Asus is taking orders for the latest version of its Transformer Book Chi laptops, which can convert into tablet mode with detachable keyboards.
The T100 Chi is a successor of sorts to the old Transformer Book T100 from 2013. It has a 10.1-inch IPS touchscreen with 1920-by-1200 resolution, quad-core Intel Atom Z3775 1.46GHz processor, 2 GB of RAM, and 32 GB of storage for $399. (A 64 GB version will cost $449.)
The tablet alone measures 0.3 inches thick and weighs 1.3 pounds, and becomes 0.5 inches thick and 2.4 pounds with the keyboard dock.
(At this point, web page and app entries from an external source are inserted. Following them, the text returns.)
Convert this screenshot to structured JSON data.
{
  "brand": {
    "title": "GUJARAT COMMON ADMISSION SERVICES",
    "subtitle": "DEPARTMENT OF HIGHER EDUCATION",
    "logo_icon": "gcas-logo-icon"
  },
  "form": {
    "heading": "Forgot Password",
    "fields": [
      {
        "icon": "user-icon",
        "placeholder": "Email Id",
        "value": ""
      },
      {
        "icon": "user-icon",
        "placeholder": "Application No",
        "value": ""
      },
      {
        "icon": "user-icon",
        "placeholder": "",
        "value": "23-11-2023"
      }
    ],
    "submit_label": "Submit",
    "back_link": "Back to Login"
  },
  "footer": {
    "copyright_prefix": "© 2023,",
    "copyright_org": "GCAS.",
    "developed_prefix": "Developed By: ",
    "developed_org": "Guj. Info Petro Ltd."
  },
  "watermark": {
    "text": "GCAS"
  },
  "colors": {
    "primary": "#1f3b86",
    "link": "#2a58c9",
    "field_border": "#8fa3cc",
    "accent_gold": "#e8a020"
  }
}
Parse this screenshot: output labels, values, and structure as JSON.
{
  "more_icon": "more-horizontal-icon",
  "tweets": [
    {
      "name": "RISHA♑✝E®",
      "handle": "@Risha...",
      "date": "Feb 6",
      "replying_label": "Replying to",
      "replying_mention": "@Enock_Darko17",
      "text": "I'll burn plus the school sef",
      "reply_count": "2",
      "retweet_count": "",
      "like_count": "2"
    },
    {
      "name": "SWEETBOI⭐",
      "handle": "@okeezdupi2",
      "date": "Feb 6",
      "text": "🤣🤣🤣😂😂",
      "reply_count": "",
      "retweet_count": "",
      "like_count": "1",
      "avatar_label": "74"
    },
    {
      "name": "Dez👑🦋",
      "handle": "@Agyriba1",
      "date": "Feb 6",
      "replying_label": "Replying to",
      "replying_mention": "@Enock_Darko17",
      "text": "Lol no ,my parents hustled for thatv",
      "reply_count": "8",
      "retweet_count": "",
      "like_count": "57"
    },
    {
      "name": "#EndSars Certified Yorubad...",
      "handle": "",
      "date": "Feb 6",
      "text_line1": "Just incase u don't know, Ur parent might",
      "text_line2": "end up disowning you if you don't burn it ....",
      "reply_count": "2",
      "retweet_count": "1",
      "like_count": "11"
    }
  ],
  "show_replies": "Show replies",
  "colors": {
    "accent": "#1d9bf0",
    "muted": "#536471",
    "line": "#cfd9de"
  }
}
Asus is advertising up to 10 hours of battery life for this model.
The pricier T300 Chi has a 12.5-inch 1080p display, 2 GHz Intel Core M 5Y10processor, 4 GB of RAM, and 128 GB of storage for $699. There’s also an $899 model with a 2.9 GHz processor, 2560-by-1440 resolution display, and 8 GB of RAM.
Both T300 variants measure 0.3 inches thick and 1.6 pounds for the tablet, going up to 0.6 inches thick and 3.2 pounds with the keyboard attached. Support for an active stylus pen is also included—though there’s no word on price or what technology it uses—and Asus says it gets up to eight hours of battery life.
With either the T100 or T300, you get one USB 3.0 port, one USB 2.0 port, Micro-HDMI, Micro SD and a 2-megapixel front camera. The T100 also includes a 5-megapixel rear-facing camera, and includes a year’s subscription to Office 365 Personal.
Asus is taking pre-orders for the T100 and T300 on its website, and will also sell them through Newegg, Amazon, and other retailers, but the company hasn’t given a firm ship date. While we haven’t yet tried the final product, you can check out our hands-on from CES in January.
Why this matters: Asus could position its new 2-in-1s as alternatives to Microsoft’s Surface Pro 3 ($929 and up with a keyboard) and newly-announced Surface 3 ($629 with a keyboard). The Transformer Book Chi probably won’t match the fit and finish of Microsoft’s hybrids, but they’ll be a lot cheaper and have a more traditional laptop design.
Jared Newman covers personal technology from his remote Cincinnati outpost. He also publishes two newsletters, Advisorator for tech advice and Cord Cutter Weekly for help with ditching cable or satellite TV.